The task | Search the entries below for "image", and copy each line where it appears.

Stored data |
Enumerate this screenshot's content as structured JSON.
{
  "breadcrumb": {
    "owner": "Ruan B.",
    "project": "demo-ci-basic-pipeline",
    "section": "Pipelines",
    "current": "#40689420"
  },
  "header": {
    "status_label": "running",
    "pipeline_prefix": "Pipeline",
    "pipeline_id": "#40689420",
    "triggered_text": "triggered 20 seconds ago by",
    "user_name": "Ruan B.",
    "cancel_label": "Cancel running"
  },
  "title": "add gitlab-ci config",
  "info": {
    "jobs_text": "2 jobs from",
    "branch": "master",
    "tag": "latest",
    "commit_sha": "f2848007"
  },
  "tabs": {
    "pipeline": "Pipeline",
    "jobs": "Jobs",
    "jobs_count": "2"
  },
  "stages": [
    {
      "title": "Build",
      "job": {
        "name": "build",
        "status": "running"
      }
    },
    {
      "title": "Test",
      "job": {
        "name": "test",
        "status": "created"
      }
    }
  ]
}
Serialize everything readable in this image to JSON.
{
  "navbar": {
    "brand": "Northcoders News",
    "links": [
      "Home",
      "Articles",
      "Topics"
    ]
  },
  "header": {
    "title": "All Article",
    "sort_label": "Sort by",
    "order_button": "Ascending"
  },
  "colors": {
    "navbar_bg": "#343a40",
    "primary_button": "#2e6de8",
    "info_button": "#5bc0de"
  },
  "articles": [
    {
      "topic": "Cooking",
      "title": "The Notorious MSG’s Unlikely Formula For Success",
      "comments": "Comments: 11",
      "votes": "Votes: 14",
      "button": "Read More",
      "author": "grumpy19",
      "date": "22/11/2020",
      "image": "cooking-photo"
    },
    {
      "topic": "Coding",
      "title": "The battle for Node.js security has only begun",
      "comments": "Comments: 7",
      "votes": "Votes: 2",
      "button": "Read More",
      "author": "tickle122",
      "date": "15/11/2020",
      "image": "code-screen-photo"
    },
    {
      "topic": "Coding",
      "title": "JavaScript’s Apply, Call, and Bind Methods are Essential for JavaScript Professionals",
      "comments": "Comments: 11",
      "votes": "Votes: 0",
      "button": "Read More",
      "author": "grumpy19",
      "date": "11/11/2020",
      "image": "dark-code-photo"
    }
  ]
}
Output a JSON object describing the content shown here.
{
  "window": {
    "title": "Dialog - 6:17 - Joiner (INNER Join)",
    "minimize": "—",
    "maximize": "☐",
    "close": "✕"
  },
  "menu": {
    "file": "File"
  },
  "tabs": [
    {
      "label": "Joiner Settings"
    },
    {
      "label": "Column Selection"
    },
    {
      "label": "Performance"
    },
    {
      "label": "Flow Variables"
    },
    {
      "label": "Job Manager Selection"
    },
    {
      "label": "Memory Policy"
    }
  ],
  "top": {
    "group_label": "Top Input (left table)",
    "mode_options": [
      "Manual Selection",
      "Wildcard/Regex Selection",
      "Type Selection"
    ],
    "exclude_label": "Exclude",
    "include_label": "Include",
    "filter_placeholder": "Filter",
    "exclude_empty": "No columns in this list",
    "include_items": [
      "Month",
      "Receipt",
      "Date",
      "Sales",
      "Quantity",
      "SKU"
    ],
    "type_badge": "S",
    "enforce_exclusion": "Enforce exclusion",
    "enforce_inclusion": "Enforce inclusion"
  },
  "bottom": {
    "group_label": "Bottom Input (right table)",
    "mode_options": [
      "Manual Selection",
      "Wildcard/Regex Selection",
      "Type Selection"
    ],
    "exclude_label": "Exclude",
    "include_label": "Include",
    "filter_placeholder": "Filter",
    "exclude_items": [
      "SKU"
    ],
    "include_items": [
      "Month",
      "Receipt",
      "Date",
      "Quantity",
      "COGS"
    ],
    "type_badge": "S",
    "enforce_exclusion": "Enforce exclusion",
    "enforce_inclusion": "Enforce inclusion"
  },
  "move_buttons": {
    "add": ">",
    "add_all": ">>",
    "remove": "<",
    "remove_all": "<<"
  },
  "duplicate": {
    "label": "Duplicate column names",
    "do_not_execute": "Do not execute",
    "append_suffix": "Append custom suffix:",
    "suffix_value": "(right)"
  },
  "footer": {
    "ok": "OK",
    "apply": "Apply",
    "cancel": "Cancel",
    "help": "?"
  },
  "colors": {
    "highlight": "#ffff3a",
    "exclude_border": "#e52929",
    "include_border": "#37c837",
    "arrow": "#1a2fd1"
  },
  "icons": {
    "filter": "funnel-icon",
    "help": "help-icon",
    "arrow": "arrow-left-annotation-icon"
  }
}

Solution for this task |
Serialize everything readable in this image to JSON.
      "image": "cooking-photo"
      "image": "code-screen-photo"
      "image": "dark-code-photo"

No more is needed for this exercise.